  • The colicky behavior lasts longer than four months.
  • Your baby seems to be in pain.
  • Your baby has a fever.
  • Your baby doesn’t want to be held or handled.
  • The crying spree isn’t limited to one bout in the evening.
  • Your baby does not have regular bowel movements or wet diapers.
  • You notice other problems that don’t appear on the previous list of symptoms.
  • Your baby’s crying is making you angry or depressed.

Reprinted with permission. Elizabeth Pantley, Excerpted with permission by McGraw-Hill Publishing from The No-Cry Separation Anxiety Solution (McGraw-Hill, 2009).

TLC Family Care is ready to assist you and your growing family. So, whether you are expecting and want to set up  a caregiver before your baby arrives, or already have a newborn and need help, call TLC Family Care today: (314) 725-5660 or tlc@tlcforkids.com

 

Bringing Home Baby

Congratulations on your new baby!! Bringing home a new baby is a transition for everyone.

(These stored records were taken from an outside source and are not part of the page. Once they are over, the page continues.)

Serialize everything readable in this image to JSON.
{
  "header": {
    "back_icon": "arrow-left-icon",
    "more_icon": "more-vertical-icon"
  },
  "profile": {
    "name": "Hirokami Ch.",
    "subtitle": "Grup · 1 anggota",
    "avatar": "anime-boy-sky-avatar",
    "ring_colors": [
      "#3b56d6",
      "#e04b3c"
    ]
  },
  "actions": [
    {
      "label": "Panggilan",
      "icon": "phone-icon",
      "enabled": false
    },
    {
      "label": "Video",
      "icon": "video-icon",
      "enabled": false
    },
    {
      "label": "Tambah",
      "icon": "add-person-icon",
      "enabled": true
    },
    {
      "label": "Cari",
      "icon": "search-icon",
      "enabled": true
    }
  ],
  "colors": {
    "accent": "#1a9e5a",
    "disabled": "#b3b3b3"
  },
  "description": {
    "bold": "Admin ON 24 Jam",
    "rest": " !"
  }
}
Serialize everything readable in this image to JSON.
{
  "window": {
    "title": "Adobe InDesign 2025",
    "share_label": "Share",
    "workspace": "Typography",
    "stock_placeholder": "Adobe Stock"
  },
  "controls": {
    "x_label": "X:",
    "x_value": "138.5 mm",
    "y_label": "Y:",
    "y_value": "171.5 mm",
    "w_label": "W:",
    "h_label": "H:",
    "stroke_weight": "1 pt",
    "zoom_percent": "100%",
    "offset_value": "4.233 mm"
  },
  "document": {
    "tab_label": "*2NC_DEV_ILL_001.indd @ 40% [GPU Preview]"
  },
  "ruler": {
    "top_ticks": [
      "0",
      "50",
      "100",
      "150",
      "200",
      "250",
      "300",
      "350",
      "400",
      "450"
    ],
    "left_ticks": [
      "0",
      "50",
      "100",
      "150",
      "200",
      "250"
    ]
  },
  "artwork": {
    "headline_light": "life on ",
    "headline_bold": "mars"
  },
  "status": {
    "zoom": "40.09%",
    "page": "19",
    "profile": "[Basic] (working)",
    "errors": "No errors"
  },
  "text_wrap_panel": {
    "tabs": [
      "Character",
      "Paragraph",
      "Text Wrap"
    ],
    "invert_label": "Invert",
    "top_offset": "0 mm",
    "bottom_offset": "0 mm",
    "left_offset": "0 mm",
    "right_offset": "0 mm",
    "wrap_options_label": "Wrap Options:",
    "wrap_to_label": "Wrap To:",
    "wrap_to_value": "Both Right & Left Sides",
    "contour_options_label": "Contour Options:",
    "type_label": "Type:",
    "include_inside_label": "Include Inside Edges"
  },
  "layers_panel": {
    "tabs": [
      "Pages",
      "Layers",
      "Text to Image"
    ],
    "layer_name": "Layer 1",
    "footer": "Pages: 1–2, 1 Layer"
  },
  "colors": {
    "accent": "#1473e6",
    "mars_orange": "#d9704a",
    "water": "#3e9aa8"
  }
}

Getting to know your little one and introducing them to the world is such a beautiful thing. However, there might be stressful times during those first few weeks and months. Mom is recovering, Mom and Dad are sleep deprived, and siblings want more attention.

TLC Family Care understands this  transitional period requires an extra set of hands.  So,  we are here to help everyone adjust to the newest addition to your family. Consider hiring a Newborn Night Nanny or Newborn Care Specialist to assist during this time.

1 .      Newborn Overnight Nanny.  At TLC Family Care, we have Newborn Overnight Nannies. An Newborn Overnight Nanny is a caregiver that comes to your house around bedtime and stays awake through the night (they are required to stay awake the entire time) to take care of the baby when he/she wakes up. The overnight nanny will feed the baby(or bring baby to mom for nursing), change, rock and put the baby back to sleep. This allows new parents to catch up on some much needed rest and enjoy a full night’s sleep because they know their baby is receiving the best care possible.

2.      Newborn Care Specialist.  If daytime help is what you need, TLC Family Care also offers child care providers who are newborn care specialists. Newborn Care Specialists help parents in their home the first few weeks or months of baby’s life in a number of ways. Newborn Specialists help with parent education, feeding/breastfeeding, basic baby care, and light housekeeping. Newborn Care Specialists can also help older siblings adjust to sharing mom and dad’s attention with a new baby in the house. Whether you are a seasoned mom or new to parenting, an NCS is a wonderful option to help your family adjust.

TLC Family Care is ready to assist you and your growing family. So, whether you are expecting and want to set up  a caregiver before your baby arrives, or already have a newborn and need help, call TLC Family Care today: (314) 725-5660 or tlc@tlcforkids.com